Canada wildfire forces mass evacuation in Fort McMurray
04 May 2016
The entire population of the Canadian city of Fort McMurray has been forced to evacuate because of a huge wildfire. Some 80,000 people were told to leave as the blaze swept into the city, which is the gateway to the oil sands region. Alberta Premier Rachel Notley called it the biggest evacuation in the history of the province and that the most important priority was to get people safely out of the city.
Emergency shelters have been set up in oil sands work camps to the north of Fort McMurray, where many have fled. Flames have forced the closure of the main road south, Highway 63. No casualties have been reported so far.
Around 100 firefighters and more than 20 helicopters and water bomber aircraft are tackling the blaze, which has destroyed dozens of homes, petrol stations and businesses.
The fire started on May 1 south of Fort McMurray, some 380km north of the provincial capital, Edmonton. The fire was contained until May 3, when high temperatures and strong winds pushed the flames towards the city.
Fort McMurray is the hub of Alberta’s oil sands region. Most oil sands projects are well north of the community, while the worst of the flames were on the city’s south side.
Canadian prime minister Justin Trudeau said the Federal government would offer support to the city and the province.
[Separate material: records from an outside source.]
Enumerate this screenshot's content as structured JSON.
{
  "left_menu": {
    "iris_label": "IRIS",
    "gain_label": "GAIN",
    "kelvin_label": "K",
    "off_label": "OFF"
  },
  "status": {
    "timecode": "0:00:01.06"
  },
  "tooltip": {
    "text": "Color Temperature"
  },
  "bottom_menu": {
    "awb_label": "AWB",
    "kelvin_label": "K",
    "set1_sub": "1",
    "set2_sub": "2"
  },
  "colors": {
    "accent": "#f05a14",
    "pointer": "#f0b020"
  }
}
Brian Jean, the leader of Alberta’s opposition party and a resident of the city, said much of downtown Fort McMurray was facing destruction: “My home of the last 10 years and the home I had for 15 years before that are both destroyed.”